The Space Shuttle era will come to its end quite literally later this month when NASA flies the last of its spaceworthy orbiters, Endeavour, from Cape Canaveral, Florida to its final destination: Los Angeles.
Once there, Endeavour will be paraded through the city streets for 12 miles then put on display at the California Science Center for all to see up close.
But before that, the orbiter will tour the U.S. on the longest ever such journey for the retiring craft — a three day odyssey kicking-off at dawn September 17 that will take the craft from the Kennedy Space Center’s Shuttle Landing Facility and over the following states and sites, as NASA announced Friday:
Mississippi (Sept. 17)
NASA’s Stennis Space Center in Hancock County (outside of New Orleans)
The Michoud Assembly Facility in New Orleans
Texas (Sept. 17)
Ellington Field near NASA’s Johnson Space Center (lands here Sept. 17, stays all-day Sept. 18)
Biggs Army Airfield in El Paso (Sept. 19)
New Mexico (Sept. 19)
White Sands Test Facility near Las Cruces
NASA’s Dryden Flight Research Center at Edwards Air Force Base in California
NASA’s Ames Research Center at Moffett Field, Calif. (Sept. 20)
Los Angeles (landing 11 a.m. PDT, final destination)
The final flight of Endeavour won’t be made under its own power, but as a giant piece of cargo, strapped to the back of a modified Boeing 747 NASA simply calls the “Shuttle Carrier Aircraft.”
Also on Friday, NASA posted a photo on Google Plus showing the Endeavour the first time it was attached to its ferry vehicle back in Palmdale, California in 1991, just after its construction was completed there, ready for delivery to the Kennedy Space Center.
The orbiter, also known by its designation OV-105 (Orbital Vehicle), flew 122,883,151 miles and spent 299 days in orbit on 25 different missions, NASA said. It was the official replacement for the doomed Challenger, which exploded in 1986, killing all seven crew members aboard.
Earlier this year, NASA used the same method to ferry two other retired orbiters: Space Shuttle Discovery was first flown in April from Kennedy Space Center over D.C. to the Washington-Dulles International Airport before being taken to the Smithsonian National Air and Space Museum’s Steven F. Udvar-Hazy Center in Chantilly, Virginia.
The Space Shuttle Enterprise, which was a prototype that never flew in space, was flown over New York and to John F. Kennedy airport in late April before being moved to the Intrepid Air and Space Museum, itself a decommissioned aircraft carrier.

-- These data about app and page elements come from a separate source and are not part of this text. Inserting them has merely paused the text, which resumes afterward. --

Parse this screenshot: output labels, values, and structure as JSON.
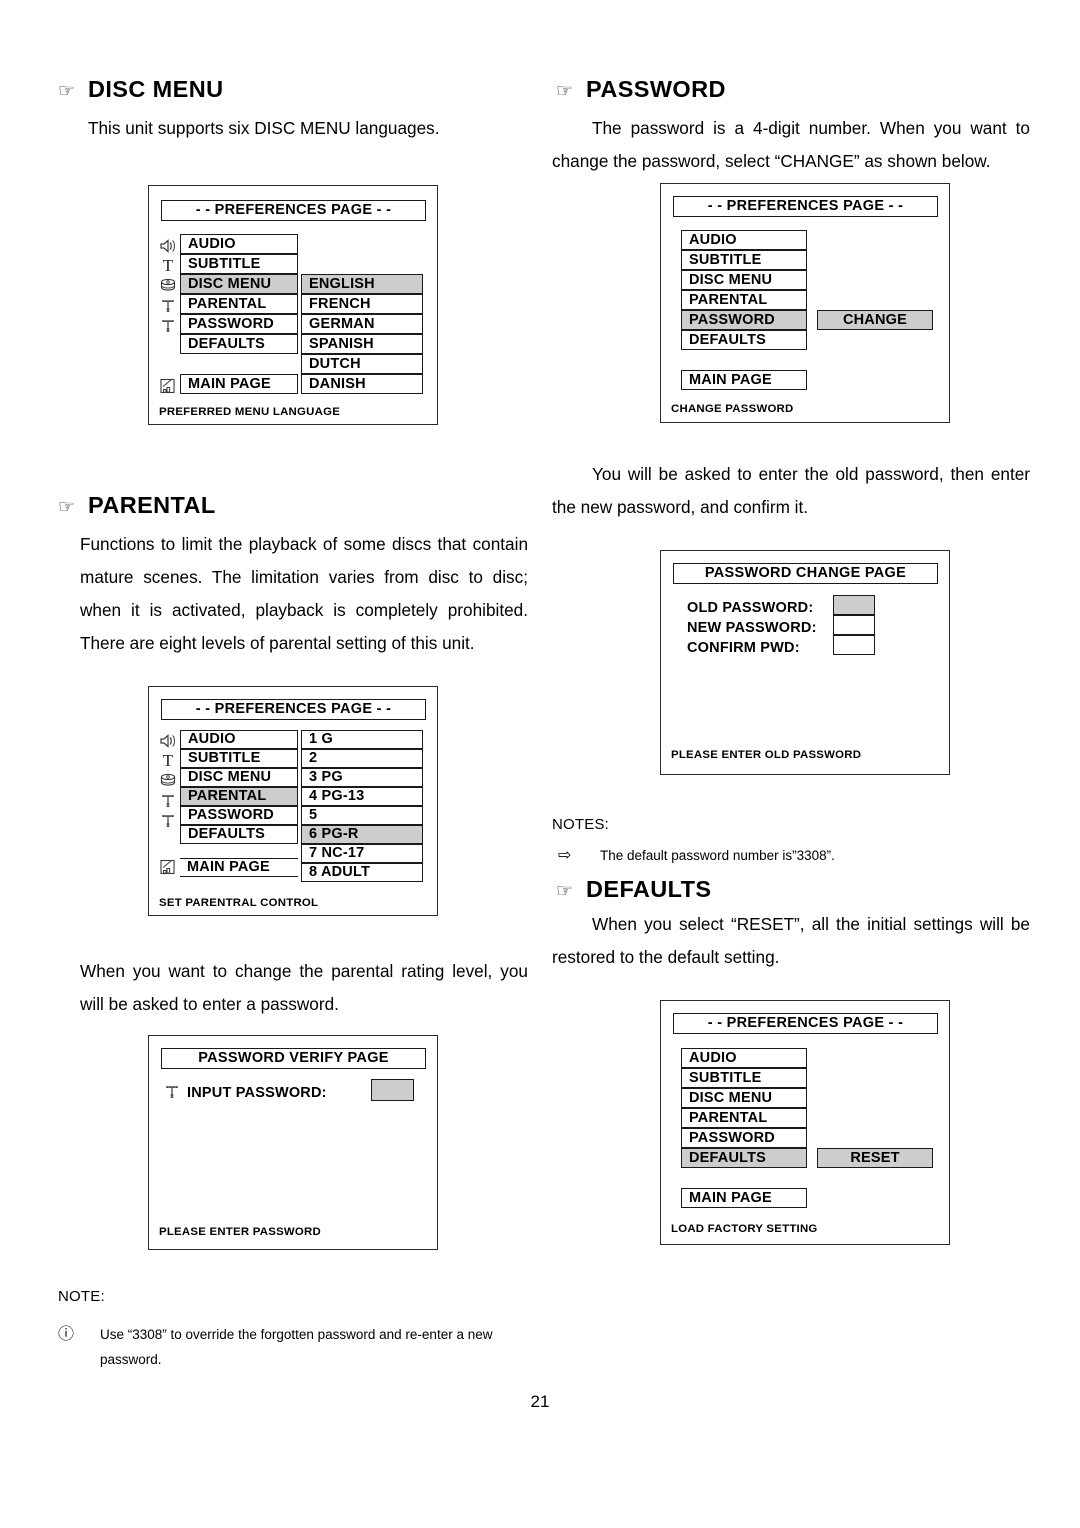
{
  "page": {
    "number": "21"
  },
  "sections": {
    "disc_menu": {
      "bullet": "☞",
      "title": "DISC MENU",
      "paragraph": "This unit supports six DISC MENU languages."
    },
    "parental": {
      "bullet": "☞",
      "title": "PARENTAL",
      "paragraph": "Functions to limit the playback of some discs that contain mature scenes. The limitation varies from disc to disc; when it is activated, playback is completely prohibited. There are eight levels of parental setting of this unit.",
      "paragraph2": "When you want to change the parental rating level, you will be asked to enter a password."
    },
    "password": {
      "bullet": "☞",
      "title": "PASSWORD",
      "paragraph": "The password is a 4-digit number. When you want to change the password, select “CHANGE” as shown below.",
      "paragraph2": "You will be asked to enter the old password, then enter the new password, and confirm it."
    },
    "defaults": {
      "bullet": "☞",
      "title": "DEFAULTS",
      "paragraph": "When you select “RESET”, all the initial settings will be restored to the default setting."
    }
  },
  "notes": {
    "right": {
      "label": "NOTES:",
      "bullet": "⇨",
      "text": "The default password number is”3308”."
    },
    "bottom": {
      "label": "NOTE:",
      "bullet": "ⓘ",
      "text": "Use “3308” to override the forgotten password and re-enter a new password."
    }
  },
  "osd_disc_menu": {
    "title": "- - PREFERENCES PAGE - -",
    "menu": [
      "AUDIO",
      "SUBTITLE",
      "DISC MENU",
      "PARENTAL",
      "PASSWORD",
      "DEFAULTS"
    ],
    "selected_menu": "DISC MENU",
    "main_page": "MAIN PAGE",
    "options": [
      "ENGLISH",
      "FRENCH",
      "GERMAN",
      "SPANISH",
      "DUTCH",
      "DANISH"
    ],
    "selected_option": "ENGLISH",
    "status": "PREFERRED MENU LANGUAGE",
    "icons": [
      "speaker-icon",
      "subtitle-t-icon",
      "disc-stack-icon",
      "key-icon",
      "key-icon",
      "main-page-icon"
    ]
  },
  "osd_password": {
    "title": "- - PREFERENCES PAGE - -",
    "menu": [
      "AUDIO",
      "SUBTITLE",
      "DISC MENU",
      "PARENTAL",
      "PASSWORD",
      "DEFAULTS"
    ],
    "selected_menu": "PASSWORD",
    "main_page": "MAIN PAGE",
    "option": "CHANGE",
    "status": "CHANGE PASSWORD"
  },
  "osd_parental": {
    "title": "- - PREFERENCES PAGE - -",
    "menu": [
      "AUDIO",
      "SUBTITLE",
      "DISC MENU",
      "PARENTAL",
      "PASSWORD",
      "DEFAULTS"
    ],
    "selected_menu": "PARENTAL",
    "main_page": "MAIN PAGE",
    "levels": [
      "1  G",
      "2",
      "3  PG",
      "4  PG-13",
      "5",
      "6  PG-R",
      "7  NC-17",
      "8  ADULT"
    ],
    "selected_level": "6  PG-R",
    "status": "SET PARENTRAL CONTROL",
    "icons": [
      "speaker-icon",
      "subtitle-t-icon",
      "disc-stack-icon",
      "key-icon",
      "key-icon",
      "main-page-icon"
    ]
  },
  "osd_password_verify": {
    "title": "PASSWORD VERIFY PAGE",
    "field_label": "INPUT PASSWORD:",
    "field_value": "",
    "status": "PLEASE ENTER PASSWORD",
    "icon": "key-icon"
  },
  "osd_password_change": {
    "title": "PASSWORD CHANGE PAGE",
    "fields": [
      {
        "label": "OLD PASSWORD:",
        "value": "",
        "active": true
      },
      {
        "label": "NEW PASSWORD:",
        "value": "",
        "active": false
      },
      {
        "label": "CONFIRM PWD:",
        "value": "",
        "active": false
      }
    ],
    "status": "PLEASE ENTER OLD PASSWORD"
  },
  "osd_defaults": {
    "title": "- - PREFERENCES PAGE - -",
    "menu": [
      "AUDIO",
      "SUBTITLE",
      "DISC MENU",
      "PARENTAL",
      "PASSWORD",
      "DEFAULTS"
    ],
    "selected_menu": "DEFAULTS",
    "main_page": "MAIN PAGE",
    "option": "RESET",
    "status": "LOAD FACTORY SETTING"
  },
  "colors": {
    "highlight": "#cdcdcd",
    "shadow": "#808080",
    "border": "#1a1a1a"
  }
}
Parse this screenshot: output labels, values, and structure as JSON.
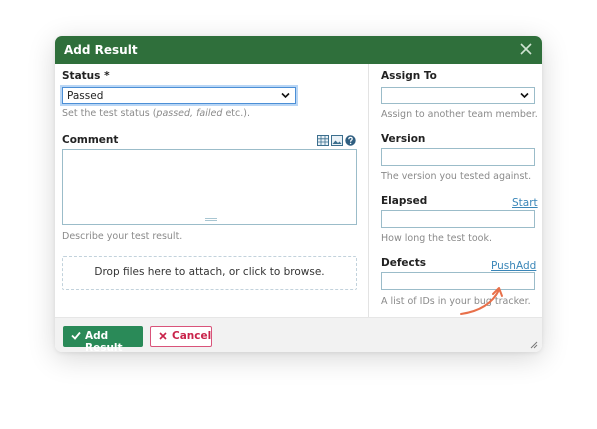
{
  "dialog": {
    "title": "Add Result",
    "close_icon": "close-icon"
  },
  "status": {
    "label": "Status",
    "required_mark": "*",
    "value": "Passed",
    "help_prefix": "Set the test status (",
    "help_em": "passed, failed",
    "help_suffix": " etc.)."
  },
  "comment": {
    "label": "Comment",
    "value": "",
    "help": "Describe your test result.",
    "toolbar_icons": [
      "table-icon",
      "image-icon",
      "help-icon"
    ]
  },
  "attachments": {
    "dropzone_text": "Drop files here to attach, or click to browse."
  },
  "assign_to": {
    "label": "Assign To",
    "value": "",
    "help": "Assign to another team member."
  },
  "version": {
    "label": "Version",
    "value": "",
    "help": "The version you tested against."
  },
  "elapsed": {
    "label": "Elapsed",
    "value": "",
    "link": "Start",
    "help": "How long the test took."
  },
  "defects": {
    "label": "Defects",
    "value": "",
    "link_push": "Push",
    "link_add": "Add",
    "help": "A list of IDs in your bug tracker."
  },
  "footer": {
    "submit_label": "Add Result",
    "cancel_label": "Cancel"
  },
  "colors": {
    "title_bar": "#2f6f3b",
    "primary_button": "#2a8a58",
    "cancel_text": "#c9234a",
    "link": "#3a86b8",
    "annotation_arrow": "#e8704a"
  }
}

The last remaining of NASA’s functional orbiters, the Space Shuttle Atlantis (also the last to fly into space) is being kept at NASA’s Kennedy Space Center Visitor Complex.